AMY GOODMAN: And Howard Zinn, what he meant to you, Viggo, in this last few seconds?
VIGGO MORTENSEN: Well, he was a gentleman. He had a great sense of humor. He loves donuts. He would sneak away to Dunkin’ Donuts behind his wife’s back. But this contribution that this book makes, it’s not—and Howard’s efforts throughout his life—he didn’t look at historical references or, more importantly, democracy, or progressive work, as a fixed thing, as something that you accomplish—democracy. Like this show is called Democracy Now! Now is not yesterday. Now is now. It’s a process. It’s a game that moves as you play. And I think it makes sense, perfect sense, that Anthony has—
AMY GOODMAN: Two seconds.
VIGGO MORTENSEN: —has included new text. Can I—since—
AMY GOODMAN: We’re going to continue this after the show. Viggo Mortensen, Anthony Arnove, thanks so much.
Not everyone can pay for the news. But if you can, we need your support.
Truthout is widely read among people with lower incomes and among young people who are mired in debt. Our site is read at public libraries, among people without internet access of their own. People print out our articles and send them to family members in prison — we receive letters from behind bars regularly thanking us for our coverage. Our stories are emailed and shared around communities, sparking grassroots mobilization.
We’re committed to keeping all Truthout articles free and available to the public. But in order to do that, we need those who can afford to contribute to our work to do so.

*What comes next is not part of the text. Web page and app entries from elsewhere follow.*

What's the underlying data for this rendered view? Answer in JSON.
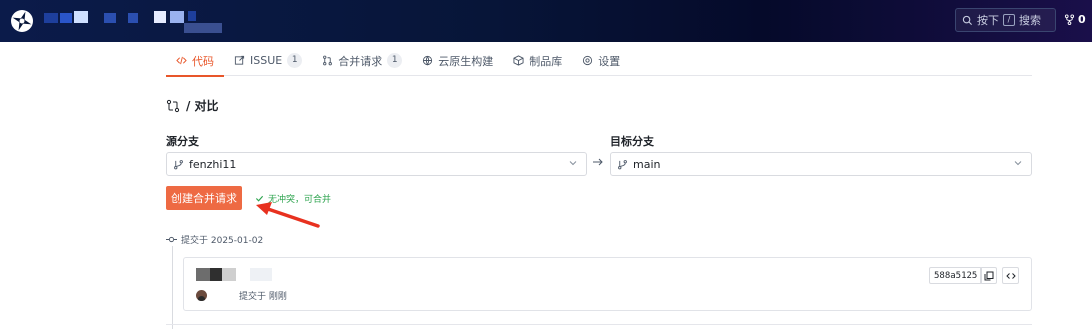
{
  "header": {
    "search_label": "搜索",
    "search_shortcut": "按下",
    "search_key": "/",
    "fork_count": "0"
  },
  "tabs": [
    {
      "label": "代码",
      "icon": "code-icon",
      "active": true
    },
    {
      "label": "ISSUE",
      "icon": "issue-icon",
      "badge": "1"
    },
    {
      "label": "合并请求",
      "icon": "pull-request-icon",
      "badge": "1"
    },
    {
      "label": "云原生构建",
      "icon": "cloud-build-icon"
    },
    {
      "label": "制品库",
      "icon": "package-icon"
    },
    {
      "label": "设置",
      "icon": "settings-icon"
    }
  ],
  "breadcrumb": {
    "title": "/ 对比"
  },
  "compare": {
    "source_label": "源分支",
    "source_branch": "fenzhi11",
    "target_label": "目标分支",
    "target_branch": "main"
  },
  "actions": {
    "create_mr_label": "创建合并请求",
    "status_text": "无冲突，可合并"
  },
  "commits": {
    "group_label": "提交于 2025-01-02",
    "items": [
      {
        "sha": "588a5125",
        "meta": "提交于 刚刚"
      }
    ]
  },
  "colors": {
    "accent": "#ee6a43",
    "success": "#2ea44f",
    "header_bg": "#071538"
  }
}
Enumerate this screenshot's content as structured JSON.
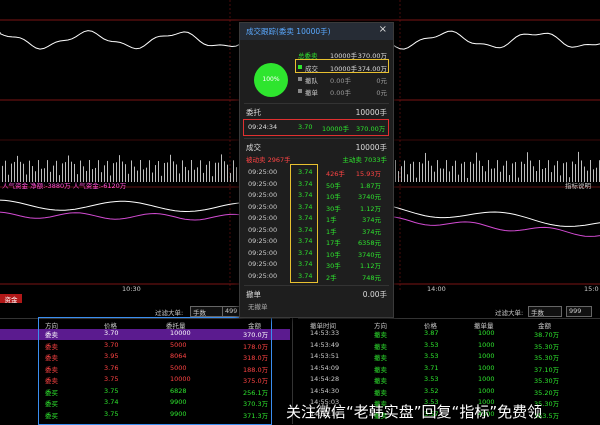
{
  "popup": {
    "title": "成交跟踪(委卖 10000手)",
    "close": "×",
    "donut_pct": "100%",
    "summary": [
      {
        "label": "总委卖",
        "value": "10000手",
        "amount": "370.00万",
        "color": "#2ee52e"
      },
      {
        "label": "成交",
        "value": "10000手",
        "amount": "374.00万",
        "color": "#2ee52e"
      },
      {
        "label": "撤队",
        "value": "0.00手",
        "amount": "0元",
        "color": "#888888"
      },
      {
        "label": "撤单",
        "value": "0.00手",
        "amount": "0元",
        "color": "#888888"
      }
    ],
    "order_title": "委托",
    "order_total": "10000手",
    "order": {
      "time": "09:24:34",
      "price": "3.70",
      "vol": "10000手",
      "amt": "370.00万"
    },
    "deal_title": "成交",
    "deal_total": "10000手",
    "passive": "被动卖 2967手",
    "active": "主动卖 7033手",
    "trades": [
      {
        "time": "09:25:00",
        "price": "3.74",
        "vol": "426手",
        "amt": "15.93万"
      },
      {
        "time": "09:25:00",
        "price": "3.74",
        "vol": "50手",
        "amt": "1.87万"
      },
      {
        "time": "09:25:00",
        "price": "3.74",
        "vol": "10手",
        "amt": "3740元"
      },
      {
        "time": "09:25:00",
        "price": "3.74",
        "vol": "30手",
        "amt": "1.12万"
      },
      {
        "time": "09:25:00",
        "price": "3.74",
        "vol": "1手",
        "amt": "374元"
      },
      {
        "time": "09:25:00",
        "price": "3.74",
        "vol": "1手",
        "amt": "374元"
      },
      {
        "time": "09:25:00",
        "price": "3.74",
        "vol": "17手",
        "amt": "6358元"
      },
      {
        "time": "09:25:00",
        "price": "3.74",
        "vol": "10手",
        "amt": "3740元"
      },
      {
        "time": "09:25:00",
        "price": "3.74",
        "vol": "30手",
        "amt": "1.12万"
      },
      {
        "time": "09:25:00",
        "price": "3.74",
        "vol": "2手",
        "amt": "748元"
      }
    ],
    "cancel_title": "撤单",
    "cancel_value": "0.00手",
    "cancel_none": "无撤单"
  },
  "chart": {
    "label_left": "人气资金 净额:-3880万 人气资金:-6120万",
    "label_right": "指标说明",
    "time_1": "10:30",
    "time_2": "14:00",
    "time_3": "15:0",
    "tag_left": "资金"
  },
  "left_table": {
    "filter_label": "过滤大单:",
    "filter_value": "手数",
    "filter_num": "499",
    "headers": [
      "方向",
      "价格",
      "委托量",
      "金额"
    ],
    "rows": [
      {
        "dir": "委卖",
        "price": "3.70",
        "vol": "10000",
        "amt": "370.0万",
        "highlight": true
      },
      {
        "dir": "委卖",
        "price": "3.70",
        "vol": "5000",
        "amt": "178.0万"
      },
      {
        "dir": "委卖",
        "price": "3.95",
        "vol": "8064",
        "amt": "318.0万"
      },
      {
        "dir": "委卖",
        "price": "3.76",
        "vol": "5000",
        "amt": "188.0万"
      },
      {
        "dir": "委卖",
        "price": "3.75",
        "vol": "10000",
        "amt": "375.0万"
      },
      {
        "dir": "委买",
        "price": "3.75",
        "vol": "6828",
        "amt": "256.1万"
      },
      {
        "dir": "委买",
        "price": "3.74",
        "vol": "9900",
        "amt": "370.3万"
      },
      {
        "dir": "委买",
        "price": "3.75",
        "vol": "9900",
        "amt": "371.3万"
      }
    ]
  },
  "right_table": {
    "filter_label": "过滤大单:",
    "filter_value": "手数",
    "filter_num": "999",
    "headers": [
      "撤单时间",
      "方向",
      "价格",
      "撤单量",
      "金额"
    ],
    "rows": [
      {
        "time": "14:53:33",
        "dir": "撤卖",
        "price": "3.87",
        "vol": "1000",
        "amt": "38.70万"
      },
      {
        "time": "14:53:49",
        "dir": "撤卖",
        "price": "3.53",
        "vol": "1000",
        "amt": "35.30万"
      },
      {
        "time": "14:53:51",
        "dir": "撤卖",
        "price": "3.53",
        "vol": "1000",
        "amt": "35.30万"
      },
      {
        "time": "14:54:09",
        "dir": "撤卖",
        "price": "3.71",
        "vol": "1000",
        "amt": "37.10万"
      },
      {
        "time": "14:54:28",
        "dir": "撤卖",
        "price": "3.53",
        "vol": "1000",
        "amt": "35.30万"
      },
      {
        "time": "14:54:30",
        "dir": "撤卖",
        "price": "3.52",
        "vol": "1000",
        "amt": "35.20万"
      },
      {
        "time": "14:55:03",
        "dir": "撤卖",
        "price": "3.53",
        "vol": "1000",
        "amt": "35.30万"
      },
      {
        "time": "14:55:10",
        "dir": "撤卖",
        "price": "3.57",
        "vol": "4300",
        "amt": "153.5万"
      }
    ]
  },
  "watermark": "关注微信“老韩实盘”回复“指标”免费领",
  "colors": {
    "up": "#ff4444",
    "down": "#2ee52e",
    "highlight": "#5b1b8f",
    "box_red": "#e03030",
    "box_yellow": "#e8c030",
    "box_blue": "#3a8ef0"
  }
}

We’ll never require you to give, but we can ask you from the bottom of our hearts: Will you donate what you can, so we can continue providing journalism in the service of justice and truth?